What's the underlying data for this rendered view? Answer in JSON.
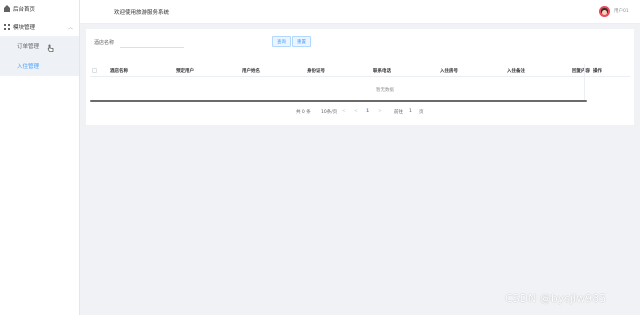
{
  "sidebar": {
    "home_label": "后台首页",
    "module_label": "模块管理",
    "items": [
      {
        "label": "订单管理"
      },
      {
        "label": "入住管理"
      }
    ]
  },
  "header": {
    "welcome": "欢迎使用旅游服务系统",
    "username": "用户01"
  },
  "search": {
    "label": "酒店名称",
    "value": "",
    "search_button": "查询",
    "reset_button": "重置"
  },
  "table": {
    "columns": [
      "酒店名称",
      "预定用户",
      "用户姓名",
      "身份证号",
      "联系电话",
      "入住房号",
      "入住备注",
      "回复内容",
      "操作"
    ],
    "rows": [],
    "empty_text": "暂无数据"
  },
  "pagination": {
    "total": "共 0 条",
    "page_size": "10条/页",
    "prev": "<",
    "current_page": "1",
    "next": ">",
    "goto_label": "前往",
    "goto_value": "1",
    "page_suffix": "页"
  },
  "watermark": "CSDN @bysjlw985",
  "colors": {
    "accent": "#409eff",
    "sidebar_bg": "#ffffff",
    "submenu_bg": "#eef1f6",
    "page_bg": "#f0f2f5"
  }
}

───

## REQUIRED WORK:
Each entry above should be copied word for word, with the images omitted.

## TASK RESPONSE:
What's the underlying data for this rendered view? Answer in JSON.
{
  "sidebar": {
    "home_label": "后台首页",
    "module_label": "模块管理",
    "items": [
      {
        "label": "订单管理"
      },
      {
        "label": "入住管理"
      }
    ]
  },
  "header": {
    "welcome": "欢迎使用旅游服务系统",
    "username": "用户01"
  },
  "search": {
    "label": "酒店名称",
    "value": "",
    "search_button": "查询",
    "reset_button": "重置"
  },
  "table": {
    "columns": [
      "酒店名称",
      "预定用户",
      "用户姓名",
      "身份证号",
      "联系电话",
      "入住房号",
      "入住备注",
      "回复内容",
      "操作"
    ],
    "rows": [],
    "empty_text": "暂无数据"
  },
  "pagination": {
    "total": "共 0 条",
    "page_size": "10条/页",
    "prev": "<",
    "current_page": "1",
    "next": ">",
    "goto_label": "前往",
    "goto_value": "1",
    "page_suffix": "页"
  },
  "watermark": "CSDN @bysjlw985",
  "colors": {
    "accent": "#409eff",
    "sidebar_bg": "#ffffff",
    "submenu_bg": "#eef1f6",
    "page_bg": "#f0f2f5"
  }
}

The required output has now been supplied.